Mozambique is among the most vulnerable countries in the world to the effects of climate change, with 60 percent of its population living in coastal cities. Local governments have long known which cities and villages are most vulnerable by geography, such as those along flood-prone riverbanks and coasts that experience cyclones. But until recently, they had not grasped the other ways in which their communities were vulnerable.
Over the past year and a half, under the USAID's Coastal City Adaptation Project in Mozambique, Chemonics has been working with officials in Pemba, a coastal city of more than 140,000 residents, and Quelimane, a city of roughly 200,000 along a river, to create vulnerability maps. A look at what these cities are accomplishing with their maps shows at least three reasons why other cities should follow in their footsteps.
Better understanding of climate change vulnerability
To create their vulnerability maps, Pemba and Quelimane used existing satellite and topographic data to develop three map layers:
- Exposure maps show the cities’ geographic vulnerability to the effects of climate change, highlighting the topographical and physical attributes with the greatest risks.
- Sensitivity maps show socioeconomic data with a focus on infrastructure and human settlements that would be impacted by climate events.
- Adaptation maps show the natural- and human-made systems that each city plans to offer to reduce the impact of the climate-related events.
Once merged, these layers provided Pemba and Quelimane with a more comprehensive and contextual understanding of where, why, and how their municipalities are at risk. The cities are already using this data to inform decisions about how to adapt to climate change. For example, Quelimane recently used vulnerability maps to determine where to invest in mangrove restoration.
Improved ability to inform residents about smart land usage
While vulnerability maps are useful for identifying high-risk areas, their power increases when they are integrated with other data that cities collect. Pemba’s local government integrated its vulnerability maps with its municipal cadaster (real estate register). Now that city officials are able to see which homes and buildings are most susceptible to climate change, they are in a better position to manage residents’ and businesses’ land usage.
For now, the municipal governments lack the capacity to enforce land usage restrictions. Until they build the capacity to enforce land usage, municipal officials can take other actions that contribute to adaptation. For example, they can easily determine whether a given residence has a high, medium, or low level of vulnerability and inform their constituents on their level of vulnerability. Telling residents that they are highly vulnerable may be enough incentive them to relocate to a safer area.
As the city’s capacity and credibility increases, it can start advising prospective residents and businesses on where to build, and inform current residents and businesses about relocation options.

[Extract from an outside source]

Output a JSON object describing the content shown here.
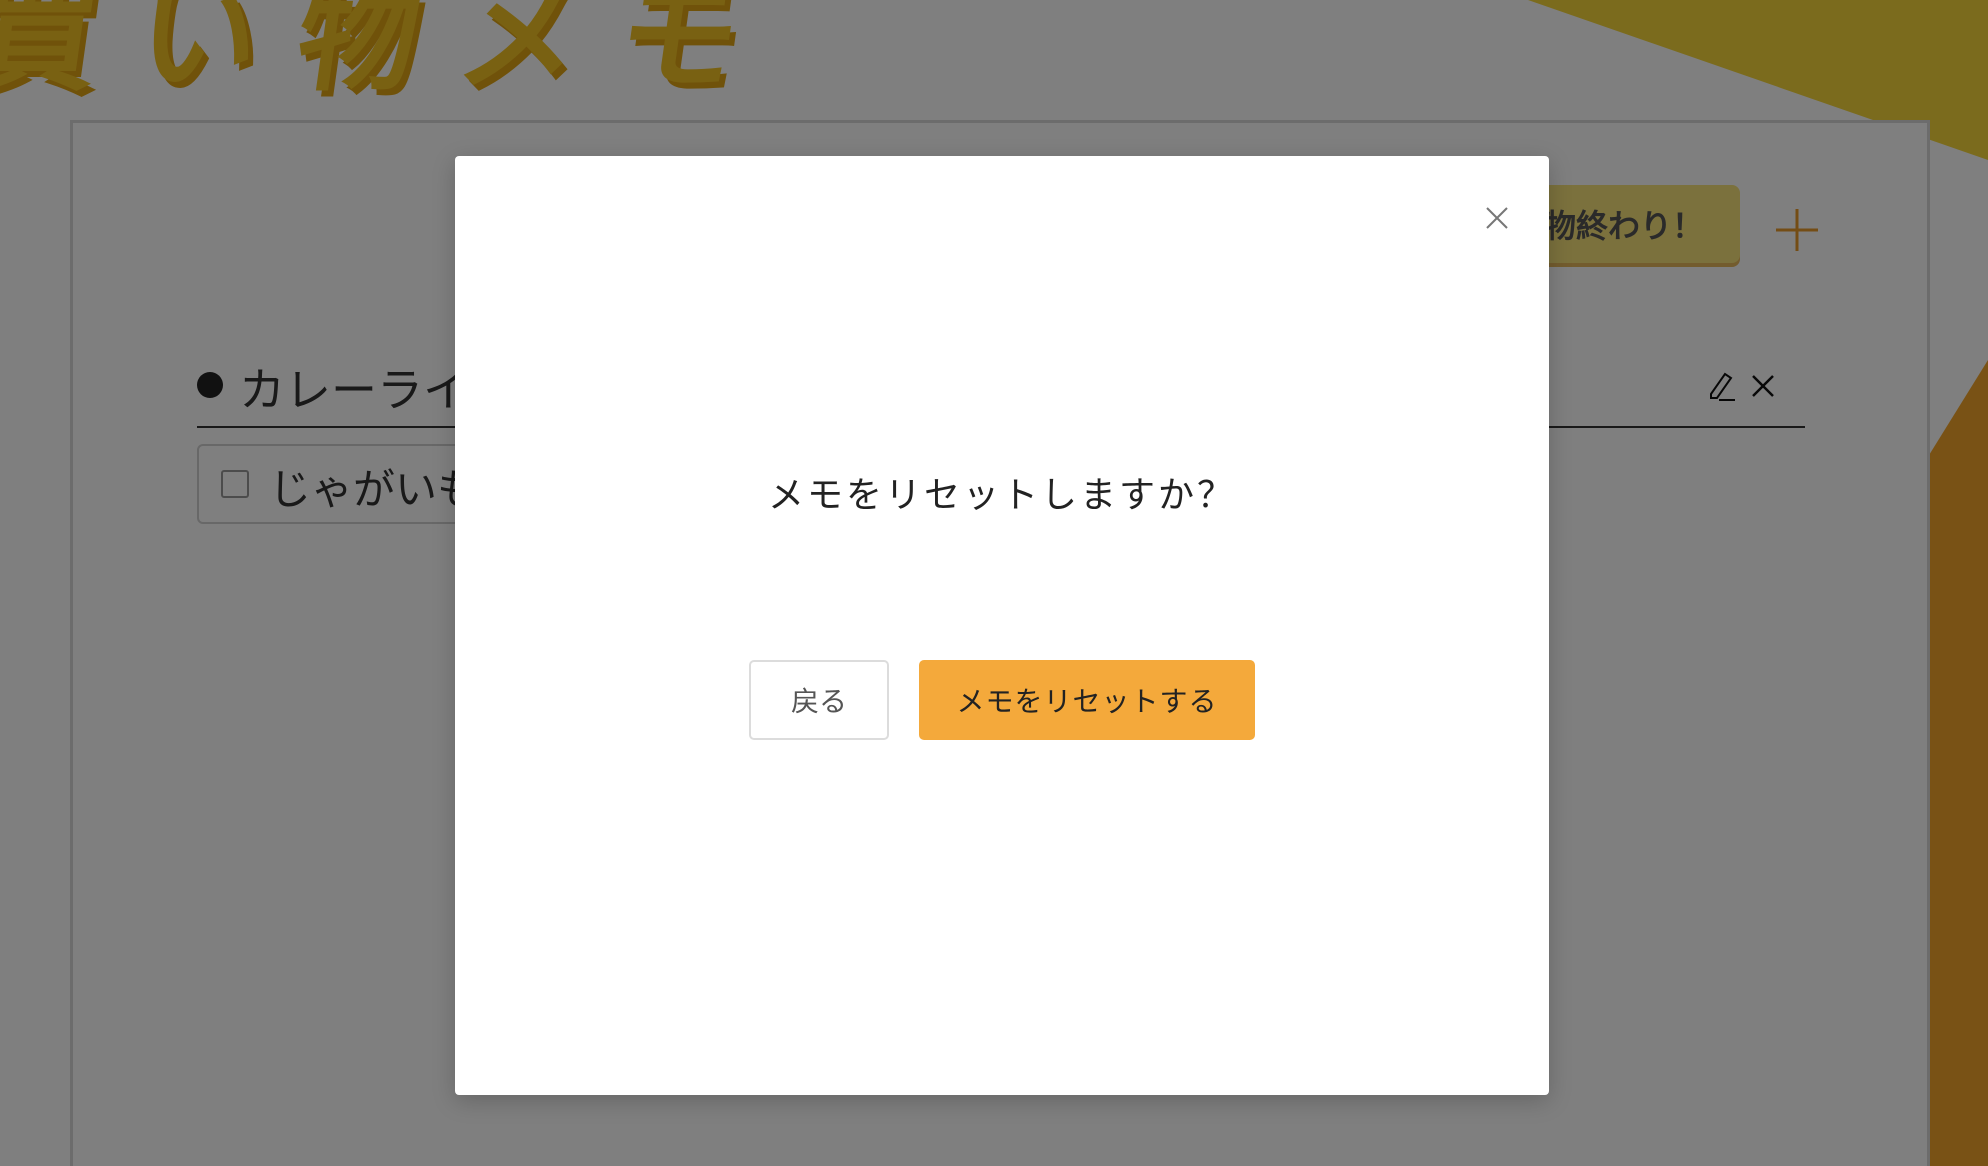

Ultimately, the municipalities can use vulnerability map to enforce rules and restrictions on building in risky areas.
A versatile tool with many applications
Once vulnerability maps are created, there is no limit to how cities can use them.
While a city like Pemba may incorporate its maps with its cadaster, another may choose to use the maps to determine where to invest resources. Cities can also factor vulnerability maps into the design of detailed infrastructure plans. They can even use them as the basis for imposing higher tax rates intended to dissuade people from building in highly vulnerable areas and adding money to government coffers if residents do decide to build in such places.
The possibilities are endless, which is why this tool is so promising for unlocking the potential of smart cities around the world.
Lee Gerston is a manager in Chemonics' Southern Africa Division.